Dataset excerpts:
↓↓↓

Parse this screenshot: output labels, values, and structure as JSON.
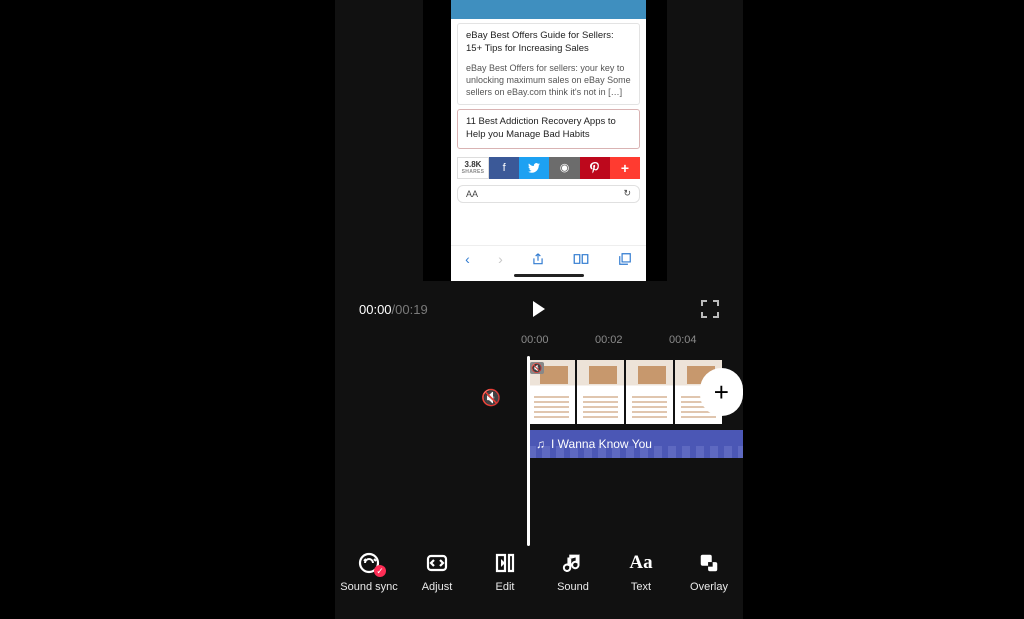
{
  "preview": {
    "card1_title": "eBay Best Offers Guide for Sellers: 15+ Tips for Increasing Sales",
    "card1_desc": "eBay Best Offers for sellers: your key to unlocking maximum sales on eBay Some sellers on eBay.com think it's not in […]",
    "card2_title": "11 Best Addiction Recovery Apps to Help you Manage Bad Habits",
    "share_count": "3.8K",
    "share_label": "SHARES",
    "url_left": "AA",
    "url_right": "↻",
    "safari": {
      "back": "‹",
      "fwd": "›",
      "share": "⇧",
      "book": "▢▢",
      "tabs": "❐"
    }
  },
  "playback": {
    "current": "00:00",
    "sep": "/",
    "total": "00:19"
  },
  "ruler": [
    "00:00",
    "00:02",
    "00:04"
  ],
  "mute_glyph": "🔇",
  "audio": {
    "note": "♫",
    "title": "I Wanna Know You"
  },
  "add_glyph": "+",
  "tools": {
    "sound_sync": "Sound sync",
    "adjust": "Adjust",
    "edit": "Edit",
    "sound": "Sound",
    "text": "Text",
    "overlay": "Overlay",
    "badge": "✓"
  },
  "thumb_mute": "🔇"
}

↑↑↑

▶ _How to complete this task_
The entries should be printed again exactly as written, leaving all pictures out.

▶ _Solution_
Parse this screenshot: output labels, values, and structure as JSON.
{
  "preview": {
    "card1_title": "eBay Best Offers Guide for Sellers: 15+ Tips for Increasing Sales",
    "card1_desc": "eBay Best Offers for sellers: your key to unlocking maximum sales on eBay Some sellers on eBay.com think it's not in […]",
    "card2_title": "11 Best Addiction Recovery Apps to Help you Manage Bad Habits",
    "share_count": "3.8K",
    "share_label": "SHARES",
    "url_left": "AA",
    "url_right": "↻",
    "safari": {
      "back": "‹",
      "fwd": "›",
      "share": "⇧",
      "book": "▢▢",
      "tabs": "❐"
    }
  },
  "playback": {
    "current": "00:00",
    "sep": "/",
    "total": "00:19"
  },
  "ruler": [
    "00:00",
    "00:02",
    "00:04"
  ],
  "mute_glyph": "🔇",
  "audio": {
    "note": "♫",
    "title": "I Wanna Know You"
  },
  "add_glyph": "+",
  "tools": {
    "sound_sync": "Sound sync",
    "adjust": "Adjust",
    "edit": "Edit",
    "sound": "Sound",
    "text": "Text",
    "overlay": "Overlay",
    "badge": "✓"
  },
  "thumb_mute": "🔇"
}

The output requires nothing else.